Here is a side-by-side comparison of the two water pumps that highlights the location of the second water outlet on the new one.

Water Pump Pulley Removal

Next I removed the water pump pulley from the water pump.  The pulley is mechanically fastened to the water pump by four long bolts that thread through the radiator fan, fan spacer, and pulley, into threaded holes in the water pump. Since I removed those already in order to pull the fan blades, I just had to dislodge the water pump pulley manually because the only thing holding it onto the water pump was nearly 50 years of habit.

Here’s the inner surface of the pulley. It appears to have been originally painted Datsun engine blue. Although there was some surface rust and flaking paint, the pulley is in solid shape.

I used some Simple Green and scouring pads and a wire brush to clean up and degrease the pulley, and to remove any loose paint.

It cleaned up well and I applied some metal prep to the bare metal and rusty spots.

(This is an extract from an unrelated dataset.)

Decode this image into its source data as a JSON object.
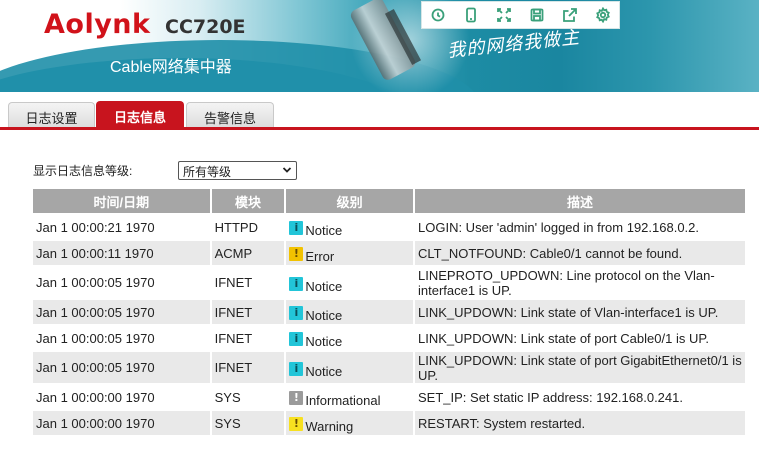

Thermostat Removal

This afternoon I pulled the thermostat, which I will replace.  The thermostat sits inside a housing with an integrated a water outlet.  When the engine reaches operating temperature, the thermostat opens and allows water and coolant to flow through the outlet and out to the radiator, to cool the engine.

The housing is bolted into three studs on the front of the head.  I used a 1/2″ socket in my wrench to remove those nuts.

After I removed all the nuts the water outlet didn’t want to come off the engine. I used a rubber mallet to do some persuading and it popped off.

I pulled the water outlet off the head. Visible on the underside is the mounting bolt for the generator arm.

Here’s a shot of the inside of the head under the outlet. Surprise! No thermostat. That’s interesting. What looks like a shiny pin in there I believe is a drainage plug that can be removed to drain the engine block.

And here is the water outlet after I gave it a good cleaning with a wire brush, scouring pads, and some Simple Green. It appears it originally was painted Datsun engine blue.